Everyone wants to be respected, but the people who put their lives out there for pop media consumption have even more at stake than the rest of us.
Here's Riggan's problem: he's been glorified as an acting superstar, but he doesn't exactly get respect. All the critics think Mike is a fantastic actor who has real talent; Riggan's just the dude inside the bird costume.
The Birdman franchise has left Riggan in a pickle—he doesn't want to be Birdman anymore. This is why Riggan writes, directs, and stars in a Broadway play: he has to earn the respect and rewrite the reputation he has lost as a celebrity.
Questions About Respect and Reputation
Is Birdman right? Would Riggan be able to regain the respect and admiration of the country if he hopped back in the bird suit?
Why is Riggan so concerned about being remembered by the world? Is this something his life of celebrity has taught him or is it an innate desire we all feel?

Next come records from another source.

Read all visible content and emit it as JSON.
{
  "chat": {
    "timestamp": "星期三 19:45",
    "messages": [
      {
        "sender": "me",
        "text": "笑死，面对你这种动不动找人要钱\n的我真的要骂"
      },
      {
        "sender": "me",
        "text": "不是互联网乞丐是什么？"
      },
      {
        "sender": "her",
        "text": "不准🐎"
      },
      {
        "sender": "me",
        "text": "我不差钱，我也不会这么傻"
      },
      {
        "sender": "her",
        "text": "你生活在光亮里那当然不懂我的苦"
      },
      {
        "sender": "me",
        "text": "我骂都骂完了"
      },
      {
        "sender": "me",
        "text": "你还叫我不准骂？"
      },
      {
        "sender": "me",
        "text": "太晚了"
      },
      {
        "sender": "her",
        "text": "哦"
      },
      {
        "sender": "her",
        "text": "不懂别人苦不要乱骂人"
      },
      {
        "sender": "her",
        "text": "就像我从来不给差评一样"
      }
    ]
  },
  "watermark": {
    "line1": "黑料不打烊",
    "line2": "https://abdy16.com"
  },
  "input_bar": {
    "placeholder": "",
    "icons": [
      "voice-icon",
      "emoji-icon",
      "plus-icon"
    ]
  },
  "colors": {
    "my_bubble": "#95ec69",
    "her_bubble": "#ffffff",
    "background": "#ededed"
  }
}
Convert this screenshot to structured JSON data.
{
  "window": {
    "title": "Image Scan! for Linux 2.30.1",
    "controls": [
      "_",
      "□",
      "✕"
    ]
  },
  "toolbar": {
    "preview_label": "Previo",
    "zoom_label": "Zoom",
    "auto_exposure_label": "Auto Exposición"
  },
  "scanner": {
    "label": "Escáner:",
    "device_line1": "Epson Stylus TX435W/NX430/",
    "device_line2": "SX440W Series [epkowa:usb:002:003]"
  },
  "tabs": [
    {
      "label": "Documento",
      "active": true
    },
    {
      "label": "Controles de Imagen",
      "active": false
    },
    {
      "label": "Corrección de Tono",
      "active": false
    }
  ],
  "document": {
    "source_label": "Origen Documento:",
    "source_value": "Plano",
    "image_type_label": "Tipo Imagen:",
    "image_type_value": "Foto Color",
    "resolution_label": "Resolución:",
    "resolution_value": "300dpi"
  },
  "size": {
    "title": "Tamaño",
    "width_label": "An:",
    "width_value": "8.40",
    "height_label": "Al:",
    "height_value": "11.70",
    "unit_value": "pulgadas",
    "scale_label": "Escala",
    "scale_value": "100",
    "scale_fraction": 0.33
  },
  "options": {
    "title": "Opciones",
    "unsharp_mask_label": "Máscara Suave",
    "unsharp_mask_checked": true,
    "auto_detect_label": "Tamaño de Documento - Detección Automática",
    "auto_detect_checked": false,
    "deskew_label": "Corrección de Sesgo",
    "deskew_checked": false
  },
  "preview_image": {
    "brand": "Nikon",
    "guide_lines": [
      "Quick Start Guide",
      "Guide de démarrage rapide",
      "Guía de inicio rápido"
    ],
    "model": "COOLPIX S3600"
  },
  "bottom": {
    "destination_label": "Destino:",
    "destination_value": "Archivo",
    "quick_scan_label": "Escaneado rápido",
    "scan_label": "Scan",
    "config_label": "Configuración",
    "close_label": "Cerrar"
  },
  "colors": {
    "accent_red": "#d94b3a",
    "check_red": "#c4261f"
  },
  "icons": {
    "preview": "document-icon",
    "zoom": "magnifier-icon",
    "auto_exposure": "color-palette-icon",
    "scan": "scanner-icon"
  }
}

Is all respect made equal? Compare the respect Riggan wants from critics or the media to the respect of his family.
Chew on This
In today's world of mass media consumption and social media connectivity, prestige has taken a backseat to popularity. Being popular is just so much more valuable and easy to monetize.
The battle between prestige and popularity is that of internal and external worth. Being popular means knowledge of you is valued by many people, but being prestigious means you have truly accomplished something worthwhile regardless of acclaim.